Aim of the exercise: How many lines in the listing contain the word "airlines"? Reply with the number alone.

Entries provided:
'''

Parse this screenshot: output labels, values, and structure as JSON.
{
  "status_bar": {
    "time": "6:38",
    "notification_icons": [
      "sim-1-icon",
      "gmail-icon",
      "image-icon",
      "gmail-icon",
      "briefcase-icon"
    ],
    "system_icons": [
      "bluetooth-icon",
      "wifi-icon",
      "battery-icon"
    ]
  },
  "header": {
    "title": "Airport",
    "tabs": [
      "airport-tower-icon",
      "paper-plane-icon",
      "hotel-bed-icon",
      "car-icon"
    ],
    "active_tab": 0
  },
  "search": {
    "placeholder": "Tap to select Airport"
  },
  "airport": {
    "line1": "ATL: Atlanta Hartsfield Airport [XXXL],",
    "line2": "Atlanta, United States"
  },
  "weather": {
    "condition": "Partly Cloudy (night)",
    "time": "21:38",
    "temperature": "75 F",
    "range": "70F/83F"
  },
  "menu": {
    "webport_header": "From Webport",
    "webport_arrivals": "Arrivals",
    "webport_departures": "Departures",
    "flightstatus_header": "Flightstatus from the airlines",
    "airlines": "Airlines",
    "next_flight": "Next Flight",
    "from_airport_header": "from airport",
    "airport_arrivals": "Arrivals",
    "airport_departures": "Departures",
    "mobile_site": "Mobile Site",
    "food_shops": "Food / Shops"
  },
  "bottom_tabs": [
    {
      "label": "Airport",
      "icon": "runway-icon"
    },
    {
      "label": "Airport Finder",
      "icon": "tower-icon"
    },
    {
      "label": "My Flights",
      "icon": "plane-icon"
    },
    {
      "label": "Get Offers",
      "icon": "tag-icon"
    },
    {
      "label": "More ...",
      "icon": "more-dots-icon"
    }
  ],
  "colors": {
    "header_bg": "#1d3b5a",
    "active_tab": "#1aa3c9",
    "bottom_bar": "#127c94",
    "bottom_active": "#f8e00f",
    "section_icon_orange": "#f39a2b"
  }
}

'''

Result of the task: 2